Extracted material:
● ● ●

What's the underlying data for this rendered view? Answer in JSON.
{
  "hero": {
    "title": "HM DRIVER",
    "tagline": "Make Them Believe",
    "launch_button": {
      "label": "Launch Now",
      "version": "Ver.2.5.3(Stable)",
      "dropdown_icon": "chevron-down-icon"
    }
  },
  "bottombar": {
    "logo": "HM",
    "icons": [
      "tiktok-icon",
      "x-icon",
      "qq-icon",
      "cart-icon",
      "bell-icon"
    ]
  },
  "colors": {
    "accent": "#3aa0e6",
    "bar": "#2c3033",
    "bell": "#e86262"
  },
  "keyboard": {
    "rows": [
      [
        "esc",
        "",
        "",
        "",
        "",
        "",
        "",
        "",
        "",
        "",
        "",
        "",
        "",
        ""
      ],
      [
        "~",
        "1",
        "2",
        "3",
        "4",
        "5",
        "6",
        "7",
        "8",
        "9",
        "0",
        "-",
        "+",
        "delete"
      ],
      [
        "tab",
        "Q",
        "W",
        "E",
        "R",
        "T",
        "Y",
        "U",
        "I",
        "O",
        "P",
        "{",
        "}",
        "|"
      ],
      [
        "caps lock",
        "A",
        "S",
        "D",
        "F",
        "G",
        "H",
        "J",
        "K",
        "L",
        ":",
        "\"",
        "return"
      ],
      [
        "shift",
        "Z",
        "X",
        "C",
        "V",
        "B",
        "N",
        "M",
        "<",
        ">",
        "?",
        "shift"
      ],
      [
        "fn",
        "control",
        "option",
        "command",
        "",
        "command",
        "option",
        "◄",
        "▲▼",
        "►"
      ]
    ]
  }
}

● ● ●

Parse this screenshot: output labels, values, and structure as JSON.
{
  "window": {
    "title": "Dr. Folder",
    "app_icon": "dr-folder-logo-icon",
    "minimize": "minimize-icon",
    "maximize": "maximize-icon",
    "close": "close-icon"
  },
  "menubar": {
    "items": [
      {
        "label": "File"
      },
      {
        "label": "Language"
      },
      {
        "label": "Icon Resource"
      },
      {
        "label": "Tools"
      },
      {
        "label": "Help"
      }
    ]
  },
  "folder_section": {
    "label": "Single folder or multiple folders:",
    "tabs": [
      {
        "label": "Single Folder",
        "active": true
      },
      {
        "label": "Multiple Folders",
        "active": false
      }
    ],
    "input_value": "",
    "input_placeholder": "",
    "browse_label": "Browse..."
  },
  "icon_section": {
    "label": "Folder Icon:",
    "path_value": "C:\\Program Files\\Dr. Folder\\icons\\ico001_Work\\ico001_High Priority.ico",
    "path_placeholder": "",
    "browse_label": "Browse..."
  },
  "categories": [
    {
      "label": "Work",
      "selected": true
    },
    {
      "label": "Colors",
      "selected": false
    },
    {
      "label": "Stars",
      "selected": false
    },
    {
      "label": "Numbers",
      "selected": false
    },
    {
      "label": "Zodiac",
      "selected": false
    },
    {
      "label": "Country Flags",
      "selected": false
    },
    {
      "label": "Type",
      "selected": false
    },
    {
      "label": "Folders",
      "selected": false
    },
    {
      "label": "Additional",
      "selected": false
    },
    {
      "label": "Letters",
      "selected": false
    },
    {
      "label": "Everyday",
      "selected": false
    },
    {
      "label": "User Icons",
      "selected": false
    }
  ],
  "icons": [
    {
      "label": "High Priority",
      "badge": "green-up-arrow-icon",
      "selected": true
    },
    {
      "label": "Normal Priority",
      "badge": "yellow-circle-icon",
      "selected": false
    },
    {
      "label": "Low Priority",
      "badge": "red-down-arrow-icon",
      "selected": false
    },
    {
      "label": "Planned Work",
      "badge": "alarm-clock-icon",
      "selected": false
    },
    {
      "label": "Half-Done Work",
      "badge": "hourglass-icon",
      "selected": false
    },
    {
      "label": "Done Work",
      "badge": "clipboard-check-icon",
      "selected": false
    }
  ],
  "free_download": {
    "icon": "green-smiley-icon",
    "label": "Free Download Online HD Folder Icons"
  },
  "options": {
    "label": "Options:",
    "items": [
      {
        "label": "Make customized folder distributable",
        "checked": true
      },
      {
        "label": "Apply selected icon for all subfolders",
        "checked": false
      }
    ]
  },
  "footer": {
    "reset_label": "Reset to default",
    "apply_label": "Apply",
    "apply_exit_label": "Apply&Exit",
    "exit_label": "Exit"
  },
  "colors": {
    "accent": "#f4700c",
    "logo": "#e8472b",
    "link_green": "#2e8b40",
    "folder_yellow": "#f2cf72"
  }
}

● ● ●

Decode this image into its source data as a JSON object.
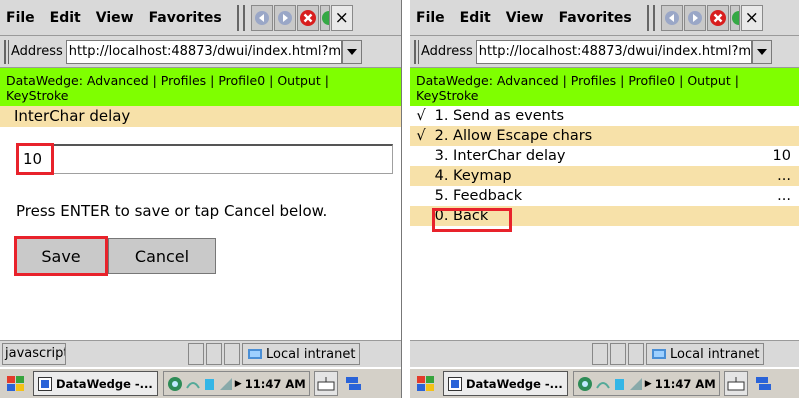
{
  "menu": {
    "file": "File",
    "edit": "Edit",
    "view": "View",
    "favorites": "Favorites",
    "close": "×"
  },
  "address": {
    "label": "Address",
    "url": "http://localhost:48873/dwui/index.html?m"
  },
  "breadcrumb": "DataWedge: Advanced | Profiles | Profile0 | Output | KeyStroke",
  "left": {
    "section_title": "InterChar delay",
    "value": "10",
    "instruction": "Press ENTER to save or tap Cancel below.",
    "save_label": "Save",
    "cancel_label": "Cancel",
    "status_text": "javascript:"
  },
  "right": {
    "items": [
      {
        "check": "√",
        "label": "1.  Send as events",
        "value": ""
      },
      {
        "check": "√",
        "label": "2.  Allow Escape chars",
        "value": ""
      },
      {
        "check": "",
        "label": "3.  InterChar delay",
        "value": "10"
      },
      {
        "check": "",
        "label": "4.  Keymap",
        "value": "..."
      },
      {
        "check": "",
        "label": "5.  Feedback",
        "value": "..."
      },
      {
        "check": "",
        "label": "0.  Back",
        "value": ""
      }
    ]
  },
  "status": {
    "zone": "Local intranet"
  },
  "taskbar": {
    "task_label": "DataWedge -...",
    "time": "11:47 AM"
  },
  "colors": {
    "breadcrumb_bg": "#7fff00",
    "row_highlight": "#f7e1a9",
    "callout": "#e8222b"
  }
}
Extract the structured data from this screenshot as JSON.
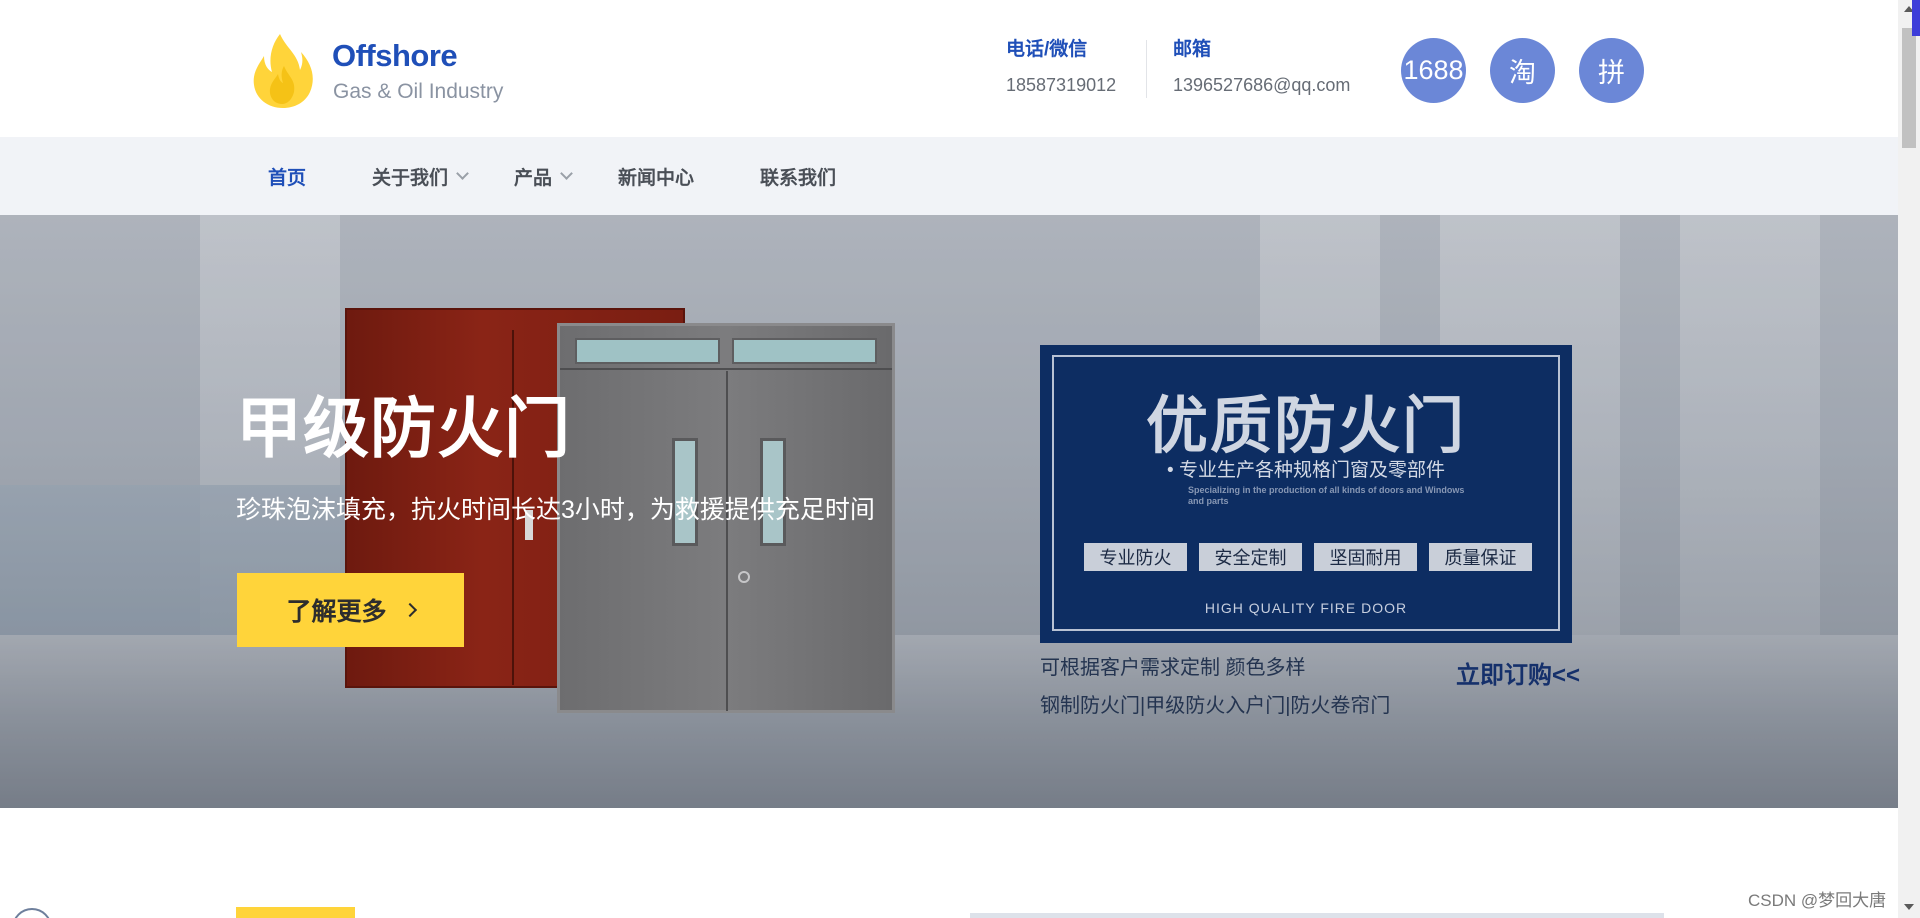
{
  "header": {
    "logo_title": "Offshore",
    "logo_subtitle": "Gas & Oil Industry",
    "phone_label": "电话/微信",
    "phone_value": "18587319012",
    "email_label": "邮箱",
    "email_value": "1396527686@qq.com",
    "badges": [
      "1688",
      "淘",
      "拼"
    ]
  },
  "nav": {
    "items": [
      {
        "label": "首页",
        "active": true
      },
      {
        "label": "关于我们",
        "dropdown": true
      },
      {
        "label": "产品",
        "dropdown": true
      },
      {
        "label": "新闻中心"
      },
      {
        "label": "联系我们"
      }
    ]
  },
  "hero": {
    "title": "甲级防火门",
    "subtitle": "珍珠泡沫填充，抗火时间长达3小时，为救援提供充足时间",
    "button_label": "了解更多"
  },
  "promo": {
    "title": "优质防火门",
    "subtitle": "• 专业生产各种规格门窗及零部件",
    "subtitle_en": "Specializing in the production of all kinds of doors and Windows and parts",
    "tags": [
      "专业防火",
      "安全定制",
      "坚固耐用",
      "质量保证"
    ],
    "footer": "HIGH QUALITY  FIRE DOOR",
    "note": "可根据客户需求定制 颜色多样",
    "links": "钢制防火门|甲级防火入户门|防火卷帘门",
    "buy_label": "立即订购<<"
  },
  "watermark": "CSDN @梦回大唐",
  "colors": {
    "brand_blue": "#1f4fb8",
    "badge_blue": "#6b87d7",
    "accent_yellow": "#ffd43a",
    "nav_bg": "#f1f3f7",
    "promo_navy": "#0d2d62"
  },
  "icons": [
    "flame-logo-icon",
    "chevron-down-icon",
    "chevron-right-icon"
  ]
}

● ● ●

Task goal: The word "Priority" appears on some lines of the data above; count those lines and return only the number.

Result: 4